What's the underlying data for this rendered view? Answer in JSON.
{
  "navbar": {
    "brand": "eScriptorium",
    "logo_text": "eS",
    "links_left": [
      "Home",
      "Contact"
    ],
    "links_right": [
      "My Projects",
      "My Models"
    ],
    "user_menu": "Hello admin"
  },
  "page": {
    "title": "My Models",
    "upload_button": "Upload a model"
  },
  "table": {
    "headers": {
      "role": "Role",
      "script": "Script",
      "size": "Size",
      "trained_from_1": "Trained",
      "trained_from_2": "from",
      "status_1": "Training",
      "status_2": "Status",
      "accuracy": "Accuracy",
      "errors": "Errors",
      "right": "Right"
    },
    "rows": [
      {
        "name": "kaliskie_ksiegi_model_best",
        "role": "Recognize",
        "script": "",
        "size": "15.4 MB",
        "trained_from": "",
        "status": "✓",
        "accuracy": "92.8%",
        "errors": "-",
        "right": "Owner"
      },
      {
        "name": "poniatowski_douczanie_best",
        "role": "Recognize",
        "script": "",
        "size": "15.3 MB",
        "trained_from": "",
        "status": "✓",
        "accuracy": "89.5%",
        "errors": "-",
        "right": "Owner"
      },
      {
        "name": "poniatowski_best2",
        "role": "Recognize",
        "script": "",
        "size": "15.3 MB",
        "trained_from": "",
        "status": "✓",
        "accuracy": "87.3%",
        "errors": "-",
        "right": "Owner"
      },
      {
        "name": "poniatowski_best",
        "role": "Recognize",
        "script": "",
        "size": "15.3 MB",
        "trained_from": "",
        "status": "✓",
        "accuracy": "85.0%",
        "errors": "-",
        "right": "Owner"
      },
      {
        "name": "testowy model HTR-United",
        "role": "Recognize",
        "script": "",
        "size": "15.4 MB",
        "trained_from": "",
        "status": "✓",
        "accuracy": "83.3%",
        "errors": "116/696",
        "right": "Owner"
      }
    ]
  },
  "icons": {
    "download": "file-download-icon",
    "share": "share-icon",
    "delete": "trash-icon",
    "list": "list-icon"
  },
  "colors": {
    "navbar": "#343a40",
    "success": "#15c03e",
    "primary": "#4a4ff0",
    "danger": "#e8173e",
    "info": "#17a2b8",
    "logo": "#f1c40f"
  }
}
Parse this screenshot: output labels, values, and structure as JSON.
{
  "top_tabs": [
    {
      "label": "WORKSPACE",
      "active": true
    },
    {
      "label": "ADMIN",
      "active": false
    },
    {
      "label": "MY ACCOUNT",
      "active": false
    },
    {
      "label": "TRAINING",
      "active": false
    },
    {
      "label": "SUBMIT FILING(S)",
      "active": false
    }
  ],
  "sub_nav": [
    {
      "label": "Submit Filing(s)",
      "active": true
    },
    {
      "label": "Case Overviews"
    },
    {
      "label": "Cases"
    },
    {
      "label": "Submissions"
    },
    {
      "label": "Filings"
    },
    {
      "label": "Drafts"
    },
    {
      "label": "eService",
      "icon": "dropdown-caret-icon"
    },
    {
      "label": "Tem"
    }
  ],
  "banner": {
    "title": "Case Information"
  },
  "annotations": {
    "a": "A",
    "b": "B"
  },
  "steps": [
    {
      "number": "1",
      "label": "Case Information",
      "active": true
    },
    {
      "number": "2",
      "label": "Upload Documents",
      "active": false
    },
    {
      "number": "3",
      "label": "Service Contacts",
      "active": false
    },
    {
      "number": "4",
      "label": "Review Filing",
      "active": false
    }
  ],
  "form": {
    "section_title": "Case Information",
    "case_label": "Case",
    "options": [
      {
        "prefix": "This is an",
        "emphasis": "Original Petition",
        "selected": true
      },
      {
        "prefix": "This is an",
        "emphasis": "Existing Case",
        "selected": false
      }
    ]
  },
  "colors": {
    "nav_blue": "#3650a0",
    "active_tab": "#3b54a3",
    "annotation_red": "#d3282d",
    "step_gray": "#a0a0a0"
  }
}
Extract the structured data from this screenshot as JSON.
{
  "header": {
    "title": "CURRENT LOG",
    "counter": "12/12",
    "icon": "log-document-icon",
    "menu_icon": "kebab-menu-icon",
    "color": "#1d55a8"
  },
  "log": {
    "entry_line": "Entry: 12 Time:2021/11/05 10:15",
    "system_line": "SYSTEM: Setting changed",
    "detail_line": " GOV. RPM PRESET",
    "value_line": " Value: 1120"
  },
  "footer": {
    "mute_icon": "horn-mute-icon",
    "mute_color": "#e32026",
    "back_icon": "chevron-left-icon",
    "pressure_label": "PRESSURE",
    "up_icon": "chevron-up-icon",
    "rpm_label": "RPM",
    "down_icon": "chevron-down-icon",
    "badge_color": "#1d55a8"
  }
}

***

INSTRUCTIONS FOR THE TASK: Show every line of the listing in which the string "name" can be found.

FINAL ANSWER:
        "name": "kaliskie_ksiegi_model_best",
        "name": "poniatowski_douczanie_best",
        "name": "poniatowski_best2",
        "name": "poniatowski_best",
        "name": "testowy model HTR-United",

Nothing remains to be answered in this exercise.